We know world population projections call for a rise in the number of people 60 years or older from 900 million to 2 billion by 2050. What we do not know is what we are going to do with all of them.
Ponder that for a moment: We do not have a clear plan for what we are going to do with 2 billion people. The numbers do not start or end there. People 60 and older are expected to increase from the current 12% to 22% of the worldwide population in just 31 years.
How the United States, and by example Texas, will ensure equity in the distribution of resources and how the elderly will be guaranteed a dignified existence remains unknown. The state’s continued economic health will depend on how this growing, and potentially needy, population is treated. Put simply, it is vital to the state’s continued economic viability.
Some Texas lawmakers and public officials see a higher cost for social services, possible labor shortages, and higher costs for pensions and health care as probable outcomes from a larger older population.
This means that state and local governments alone will never be able to address all of the needs of older people, particularly those of Latino descent.
Texas continues to grow rapidly, and this demographic revolution is led partly by the Hispanic population. Nationwide, Latinos will triple by 2050 and make up 1 in every 4 Americans (28.6% by 2060). The state of Texas will be majority Hispanic as early as 2022.
Although demography is not destiny, these social forces have serious implications for the future Texas economy and local municipalities. Who is considered deserving or undeserving?
Are we able to rely on Mexico and Latin America for a workforce to replace a decline in non-Latino white American children?
Should we continue to use age as a primary variable and exclude undocumented persons for public benefits?
These questions are fundamental to planning for support of the current and next generation. But perhaps the biggest issue that deserves public attention is a renewed social contract between generations.
How can we promote and strengthen policies that reinforce social solidarity in the next 10 years, and specifically for Hispanic aging families and communities?

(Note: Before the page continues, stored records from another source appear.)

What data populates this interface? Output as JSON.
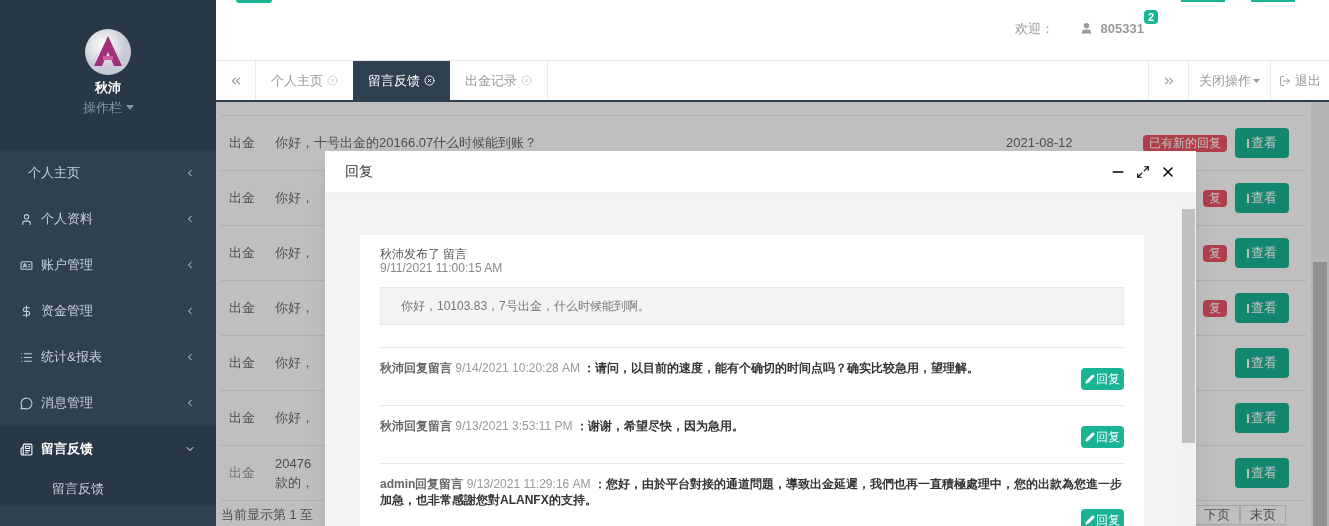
{
  "sidebar": {
    "user_name": "秋沛",
    "menu_label": "操作栏",
    "items": [
      {
        "label": "个人主页",
        "selected": false,
        "expanded": false
      },
      {
        "label": "个人资料",
        "selected": false,
        "expanded": false
      },
      {
        "label": "账户管理",
        "selected": false,
        "expanded": false
      },
      {
        "label": "资金管理",
        "selected": false,
        "expanded": false
      },
      {
        "label": "统计&报表",
        "selected": false,
        "expanded": false
      },
      {
        "label": "消息管理",
        "selected": false,
        "expanded": false
      },
      {
        "label": "留言反馈",
        "selected": true,
        "expanded": true,
        "children": [
          {
            "label": "留言反馈"
          }
        ]
      }
    ]
  },
  "header": {
    "welcome": "欢迎：",
    "user": "805331",
    "badge": "2"
  },
  "tabs": [
    {
      "label": "个人主页",
      "selected": false
    },
    {
      "label": "留言反馈",
      "selected": true
    },
    {
      "label": "出金记录",
      "selected": false
    }
  ],
  "tab_actions": {
    "close_menu": "关闭操作",
    "logout": "退出"
  },
  "table": {
    "rows": [
      {
        "type": "出金",
        "message": "你好，十号出金的20166.07什么时候能到账？",
        "date": "2021-08-12",
        "badge": "已有新的回复",
        "button": "查看"
      },
      {
        "type": "出金",
        "message": "你好，",
        "badge": "复",
        "button": "查看"
      },
      {
        "type": "出金",
        "message": "你好，",
        "badge": "复",
        "button": "查看"
      },
      {
        "type": "出金",
        "message": "你好，",
        "badge": "复",
        "button": "查看"
      },
      {
        "type": "出金",
        "message": "你好，",
        "button": "查看"
      },
      {
        "type": "出金",
        "message": "你好，",
        "button": "查看"
      },
      {
        "type": "出金",
        "message": "20476",
        "message_line2": "款的，",
        "button": "查看"
      }
    ]
  },
  "footer": {
    "info": "当前显示第 1 至",
    "pages": [
      "下页",
      "末页"
    ]
  },
  "modal": {
    "title": "回复",
    "post": {
      "author": "秋沛发布了 留言",
      "time": "9/11/2021 11:00:15 AM",
      "content": "你好，10103.83，7号出金，什么时候能到啊。"
    },
    "replies": [
      {
        "author": "秋沛回复留言",
        "time": "9/14/2021 10:20:28 AM",
        "separator": "：",
        "text": "请问，以目前的速度，能有个确切的时间点吗？确实比较急用，望理解。",
        "button": "回复"
      },
      {
        "author": "秋沛回复留言",
        "time": "9/13/2021 3:53:11 PM",
        "separator": "：",
        "text": "谢谢，希望尽快，因为急用。",
        "button": "回复"
      },
      {
        "author": "admin回复留言",
        "time": "9/13/2021 11:29:16 AM",
        "separator": "：",
        "text": "您好，由於平台對接的通道問題，導致出金延遲，我們也再一直積極處理中，您的出款為您進一步加急，也非常感謝您對ALANFX的支持。",
        "button": "回复"
      }
    ]
  }
}
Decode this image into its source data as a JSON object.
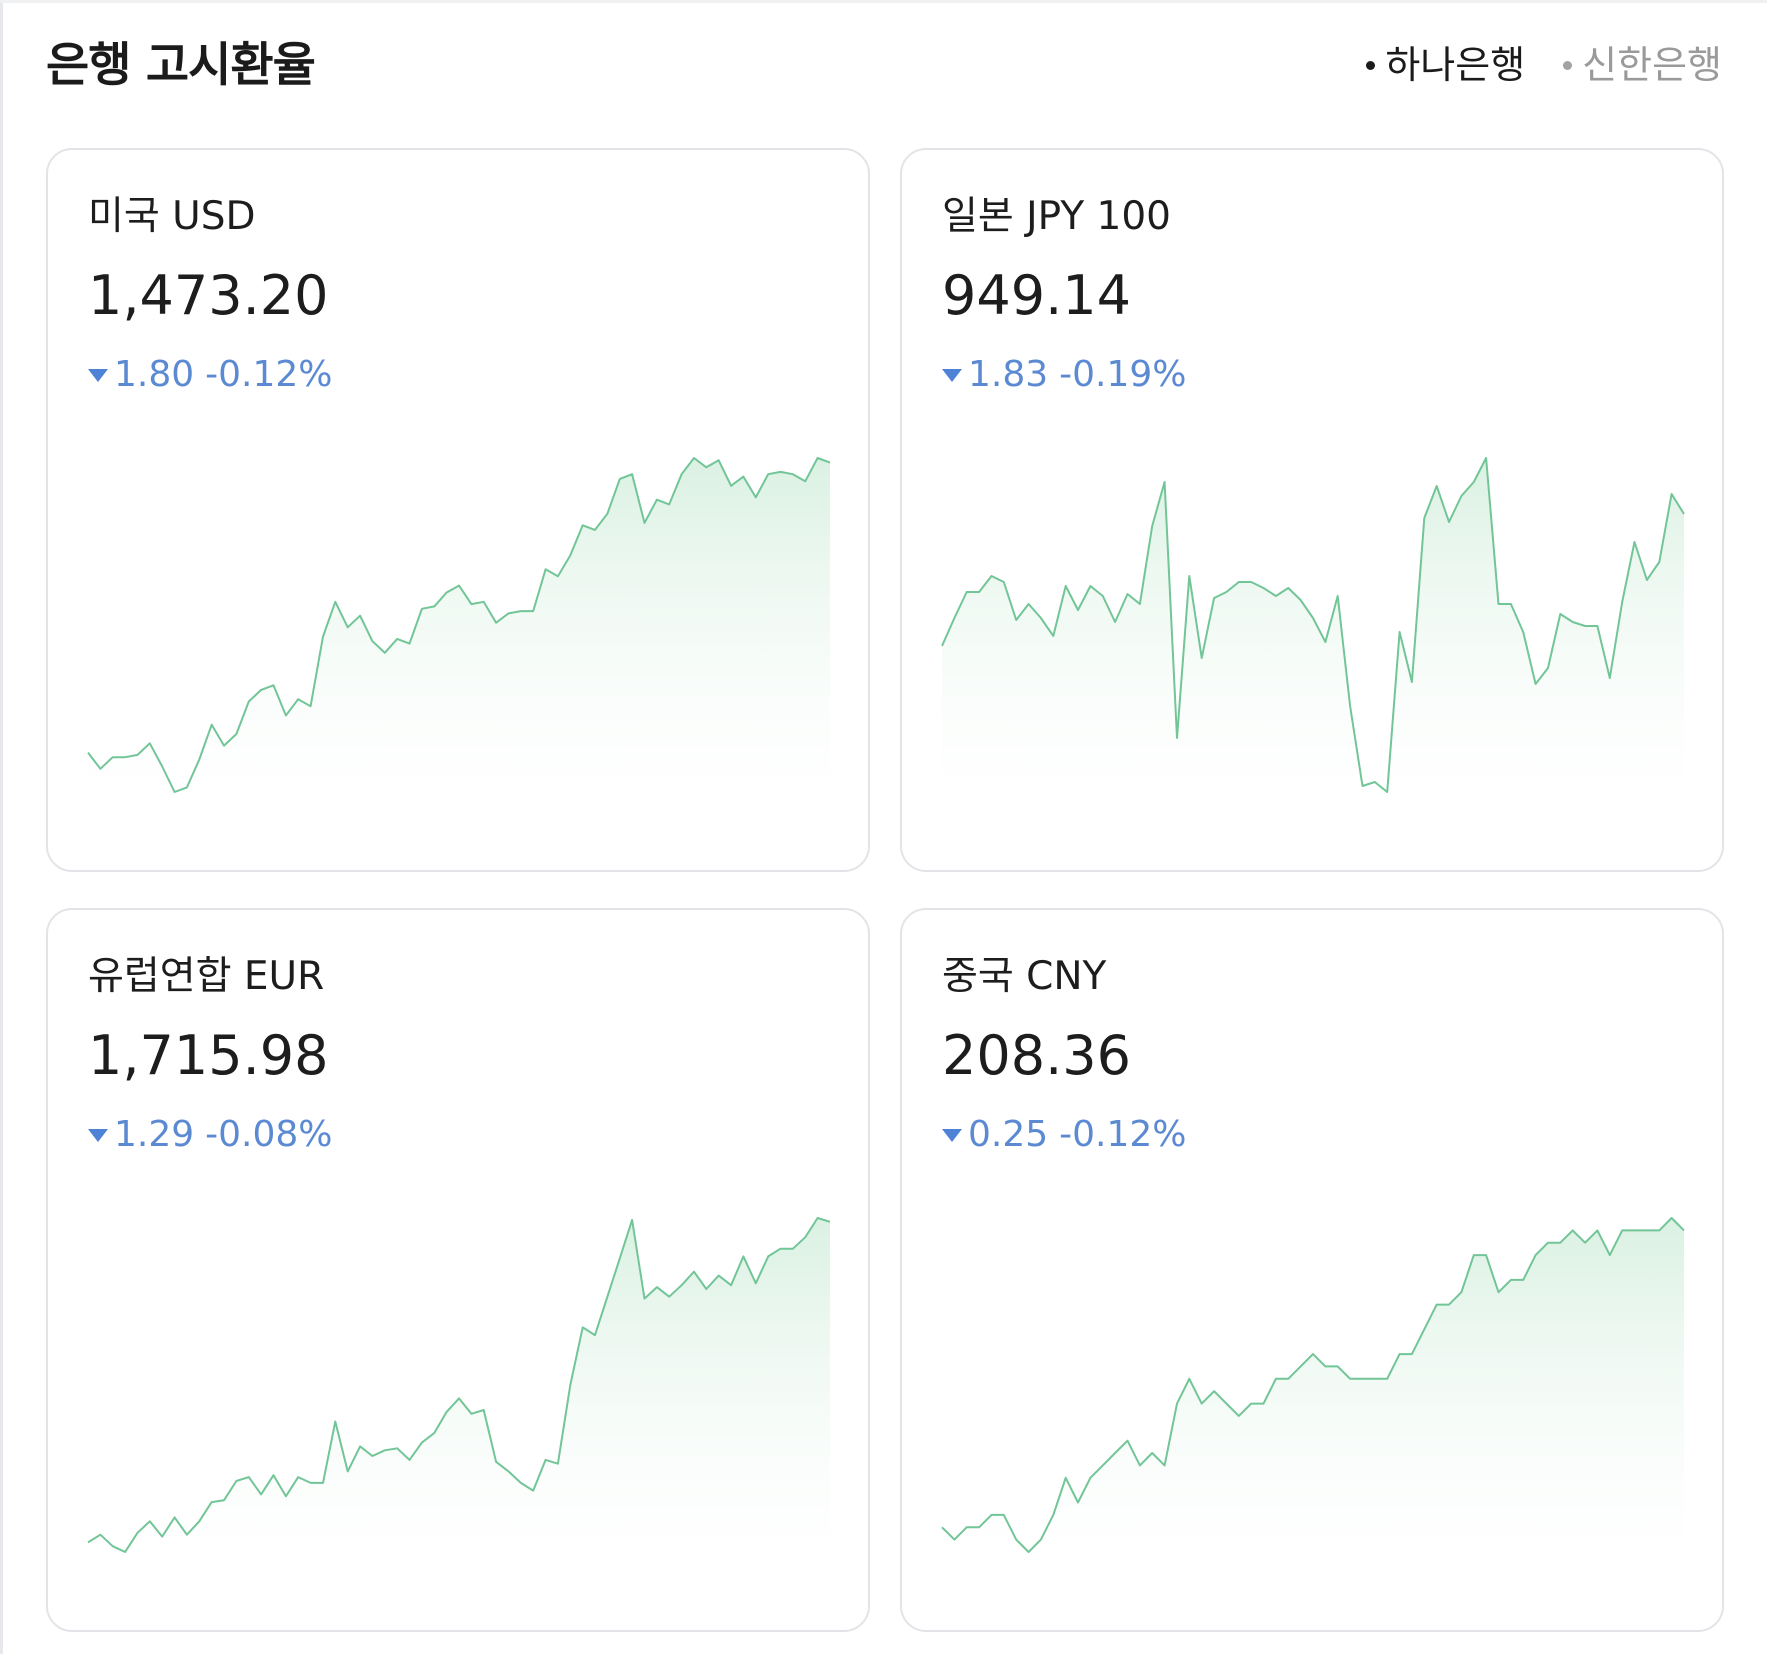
{
  "header": {
    "title": "은행 고시환율",
    "banks": [
      {
        "label": "하나은행",
        "active": true
      },
      {
        "label": "신한은행",
        "active": false
      }
    ]
  },
  "colors": {
    "line": "#72c597",
    "fill_top": "#d6efdf",
    "down": "#5b8ad3",
    "card_border": "#e2e4e7"
  },
  "cards": [
    {
      "name": "미국 USD",
      "rate": "1,473.20",
      "change": "1.80",
      "change_pct": "-0.12%",
      "direction": "down",
      "series": [
        1471.5,
        1470.8,
        1471.3,
        1471.3,
        1471.4,
        1471.9,
        1470.9,
        1469.8,
        1470.0,
        1471.2,
        1472.7,
        1471.8,
        1472.3,
        1473.7,
        1474.2,
        1474.4,
        1473.1,
        1473.8,
        1473.5,
        1476.5,
        1478.0,
        1476.9,
        1477.4,
        1476.3,
        1475.8,
        1476.4,
        1476.2,
        1477.7,
        1477.8,
        1478.4,
        1478.7,
        1477.9,
        1478.0,
        1477.1,
        1477.5,
        1477.6,
        1477.6,
        1479.4,
        1479.1,
        1480.0,
        1481.3,
        1481.1,
        1481.8,
        1483.3,
        1483.5,
        1481.4,
        1482.4,
        1482.2,
        1483.5,
        1484.2,
        1483.8,
        1484.1,
        1483.0,
        1483.4,
        1482.5,
        1483.5,
        1483.6,
        1483.5,
        1483.2,
        1484.2,
        1484.0
      ]
    },
    {
      "name": "일본 JPY 100",
      "rate": "949.14",
      "change": "1.83",
      "change_pct": "-0.19%",
      "direction": "down",
      "series": [
        949.4,
        950.8,
        952.1,
        952.1,
        952.9,
        952.6,
        950.7,
        951.5,
        950.8,
        949.9,
        952.4,
        951.2,
        952.4,
        951.9,
        950.6,
        952.0,
        951.5,
        955.4,
        957.6,
        944.8,
        952.9,
        948.8,
        951.8,
        952.1,
        952.6,
        952.6,
        952.3,
        951.9,
        952.3,
        951.7,
        950.8,
        949.6,
        951.9,
        946.4,
        942.4,
        942.6,
        942.1,
        950.1,
        947.6,
        955.8,
        957.4,
        955.6,
        956.9,
        957.6,
        958.8,
        951.5,
        951.5,
        950.1,
        947.5,
        948.3,
        951.0,
        950.6,
        950.4,
        950.4,
        947.8,
        951.6,
        954.6,
        952.7,
        953.6,
        957.0,
        956.0
      ]
    },
    {
      "name": "유럽연합 EUR",
      "rate": "1,715.98",
      "change": "1.29",
      "change_pct": "-0.08%",
      "direction": "down",
      "series": [
        1711.9,
        1712.3,
        1711.7,
        1711.4,
        1712.4,
        1713.0,
        1712.2,
        1713.2,
        1712.3,
        1713.0,
        1714.0,
        1714.1,
        1715.1,
        1715.3,
        1714.4,
        1715.4,
        1714.3,
        1715.3,
        1715.0,
        1715.0,
        1718.2,
        1715.6,
        1716.9,
        1716.4,
        1716.7,
        1716.8,
        1716.2,
        1717.1,
        1717.6,
        1718.7,
        1719.4,
        1718.6,
        1718.8,
        1716.1,
        1715.6,
        1715.0,
        1714.6,
        1716.2,
        1716.0,
        1720.1,
        1723.1,
        1722.7,
        1724.7,
        1726.7,
        1728.7,
        1724.6,
        1725.2,
        1724.7,
        1725.3,
        1726.0,
        1725.1,
        1725.8,
        1725.3,
        1726.8,
        1725.4,
        1726.8,
        1727.2,
        1727.2,
        1727.8,
        1728.8,
        1728.6
      ]
    },
    {
      "name": "중국 CNY",
      "rate": "208.36",
      "change": "0.25",
      "change_pct": "-0.12%",
      "direction": "down",
      "series": [
        206.6,
        206.5,
        206.6,
        206.6,
        206.7,
        206.7,
        206.5,
        206.4,
        206.5,
        206.7,
        207.0,
        206.8,
        207.0,
        207.1,
        207.2,
        207.3,
        207.1,
        207.2,
        207.1,
        207.6,
        207.8,
        207.6,
        207.7,
        207.6,
        207.5,
        207.6,
        207.6,
        207.8,
        207.8,
        207.9,
        208.0,
        207.9,
        207.9,
        207.8,
        207.8,
        207.8,
        207.8,
        208.0,
        208.0,
        208.2,
        208.4,
        208.4,
        208.5,
        208.8,
        208.8,
        208.5,
        208.6,
        208.6,
        208.8,
        208.9,
        208.9,
        209.0,
        208.9,
        209.0,
        208.8,
        209.0,
        209.0,
        209.0,
        209.0,
        209.1,
        209.0
      ]
    }
  ]
}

The first step is to deal with caregiver support. Taking on the caregiving role has been shown to interfere with productivity levels in the workplace, with an opportunity cost of about $67 billion.
In just 30 years, this will probably double to between $132 billion and $147 billion as shown by the Urban Institute’s National Aging and Health Trends Study.
Despite socioeconomic disadvantages, Hispanics tend to outlive non-Hispanic whites, especially the foreign born, by approximately three years, what is known as the “Latino Paradox.”
Yet, much of the additional years of life for many Hispanics are characterized by poor health and functional limitations, as well as increasing levels of reliance on their family members for care and support. Diabetes and dementia are two of the most common reasons Latino caregivers report for caregiving that take a particular toll.
Most recently, a study we completed hints at potential solutions to this problem. Data of more than 300 family caregivers and care recipients suggests that culturally tailored home- and community-based care options are needed to supplement the low levels of caregiver support.
Most Mexican American caregivers who used formal services are recent dementia caregivers with time-intensive caregiving and low levels of support from family or friends. Use of formal services may also be related to poor health if the care is not culturally or linguistically appropriate.
Taken together, interventions mobilizing support early in the dementia caregiving career are critical for Mexican American family caregivers.
On the local level, more Texas municipalities need to strengthen collaborations with nongovernmental organizations to provide much needed support to low-income older adults and their caregivers. Caregivers need assistance in navigating complex medical and social service environments and understanding complex medical and technical issues.
Given the vulnerabilities of the Hispanic population inherent in an employment-based retirement and health insurance system, the question remains as to whether the next generation will accept the new realities of caregiving in an aging world.
Jacqueline Angel is a professor of sociology and public affairs at The University of Texas at Austin.
Sunshine Rote is an associate professor in the Kent School of Social Work at the University of Louisville.